The origins of the kit apparently is a die-cast Revell made and just like 1970 Dodge Challenger R/T kit which wasn’t at all related to the old Monogram one, it has particular build quality improvements here and there and it’s jarring how well they pan out. The whole body assembly is clear and cohesive and goes together so unbelievably smoothly, damn near as smoothly as the chassis screws. Like I know people aren’t too big a fan of this kit, for all its plusses it does look… slightly off. Maybe it’s something with the scale, maybe the proportions here and there but something about it doesn’t… look right. I’ll say though, one thing that definitely doesn’t look right is me horribly dicking up the rear end and putting the stripe that’s meant to go on the taillight at the top of the wing, but you know me – dumbnuts numbero uno, learn from me by not repeating my mistakes I suppose.
Either way, given I made the absolutely humongous decal sheet for it, I figured just like the ’70 Camaro Baldwin Motion, I’d try to go all in. I got all the gold stripes and placed ’em one by one like a patient model aircraft builder, plumbed the entirety of the engine, down to the pre-molded A/C system. Got a can of smoke tint paint to do the T-tops with to make them more authentic, got some seatbelts and tried to accurately put them in there which was far more difficult than I thought and of course the aformentioned Protrac Radial R/P white letter tire decals.
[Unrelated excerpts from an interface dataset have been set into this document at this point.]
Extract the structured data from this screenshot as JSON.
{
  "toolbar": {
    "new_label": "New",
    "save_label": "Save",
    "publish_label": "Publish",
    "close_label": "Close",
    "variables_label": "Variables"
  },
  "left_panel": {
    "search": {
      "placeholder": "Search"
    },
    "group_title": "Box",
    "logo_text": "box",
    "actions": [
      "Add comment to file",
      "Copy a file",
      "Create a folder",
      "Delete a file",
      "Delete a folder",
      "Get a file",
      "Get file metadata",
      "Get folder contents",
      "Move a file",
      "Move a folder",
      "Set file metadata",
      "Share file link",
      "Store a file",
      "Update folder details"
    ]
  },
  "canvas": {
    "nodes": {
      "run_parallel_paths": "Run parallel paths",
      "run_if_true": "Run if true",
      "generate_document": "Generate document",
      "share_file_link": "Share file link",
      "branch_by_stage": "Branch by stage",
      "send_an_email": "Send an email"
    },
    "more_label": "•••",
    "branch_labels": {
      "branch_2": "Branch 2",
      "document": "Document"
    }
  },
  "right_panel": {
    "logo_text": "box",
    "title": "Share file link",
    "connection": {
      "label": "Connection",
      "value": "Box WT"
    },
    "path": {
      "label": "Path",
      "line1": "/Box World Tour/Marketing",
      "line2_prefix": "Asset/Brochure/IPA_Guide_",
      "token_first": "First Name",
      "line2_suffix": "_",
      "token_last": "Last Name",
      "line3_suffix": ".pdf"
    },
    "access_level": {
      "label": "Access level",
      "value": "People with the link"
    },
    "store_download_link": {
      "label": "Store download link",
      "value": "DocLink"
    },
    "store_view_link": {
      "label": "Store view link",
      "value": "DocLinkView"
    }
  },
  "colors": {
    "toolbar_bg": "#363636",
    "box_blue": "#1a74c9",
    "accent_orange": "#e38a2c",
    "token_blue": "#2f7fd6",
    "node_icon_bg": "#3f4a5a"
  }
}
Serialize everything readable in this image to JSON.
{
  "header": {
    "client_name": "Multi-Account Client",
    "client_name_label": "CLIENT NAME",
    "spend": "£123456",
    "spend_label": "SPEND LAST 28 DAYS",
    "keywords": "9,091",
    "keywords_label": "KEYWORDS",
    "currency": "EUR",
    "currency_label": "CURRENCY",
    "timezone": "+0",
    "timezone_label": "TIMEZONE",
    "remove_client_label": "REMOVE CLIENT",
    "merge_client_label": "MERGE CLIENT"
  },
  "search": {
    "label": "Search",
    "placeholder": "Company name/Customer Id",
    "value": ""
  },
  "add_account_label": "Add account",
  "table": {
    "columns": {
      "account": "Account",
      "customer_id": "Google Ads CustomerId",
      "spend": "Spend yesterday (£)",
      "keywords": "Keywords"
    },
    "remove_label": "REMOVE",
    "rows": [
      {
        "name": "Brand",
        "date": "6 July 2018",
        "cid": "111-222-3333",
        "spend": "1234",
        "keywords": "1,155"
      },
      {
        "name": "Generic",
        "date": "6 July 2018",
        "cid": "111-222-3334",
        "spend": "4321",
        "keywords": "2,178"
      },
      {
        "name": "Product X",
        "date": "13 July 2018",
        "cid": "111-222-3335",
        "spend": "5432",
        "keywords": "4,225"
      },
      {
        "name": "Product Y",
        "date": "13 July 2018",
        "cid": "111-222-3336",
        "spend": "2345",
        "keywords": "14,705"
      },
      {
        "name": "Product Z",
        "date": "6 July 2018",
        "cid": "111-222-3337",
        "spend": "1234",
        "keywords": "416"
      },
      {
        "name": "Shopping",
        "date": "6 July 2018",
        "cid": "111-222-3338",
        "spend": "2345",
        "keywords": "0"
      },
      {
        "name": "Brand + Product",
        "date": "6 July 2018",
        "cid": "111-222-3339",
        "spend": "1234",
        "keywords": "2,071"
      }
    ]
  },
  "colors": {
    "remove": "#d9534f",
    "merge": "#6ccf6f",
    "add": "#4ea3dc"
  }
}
I had like four different tints of metallic gold from three different brands just to see which ended up being the closest to legit, which was actually a mix of Tamiya’s Leaf Gold and Titanium Gold along with the Vallejo Metal Color Gold, and as you can see on the wheels, kind of worked to a realistic deal.
Genuinely, this is one of those kits that comes out once and never shows itself again, just like the die-cast heritage Challenger and Mustang before, so I’d say, if you’re on the fence, that ’78 Firebird from Monogram’s coming back like every six years and by God skip that goddamn MPC shambles, get this one and maybe if you’re unlucky; get the Monogram one. But seriously, try and search for this one while it’s still remotely available for normal prices.
’77 Pontiac Firebird Trans Am Special Edition specifications:
Skill Level: 2
Molded in: White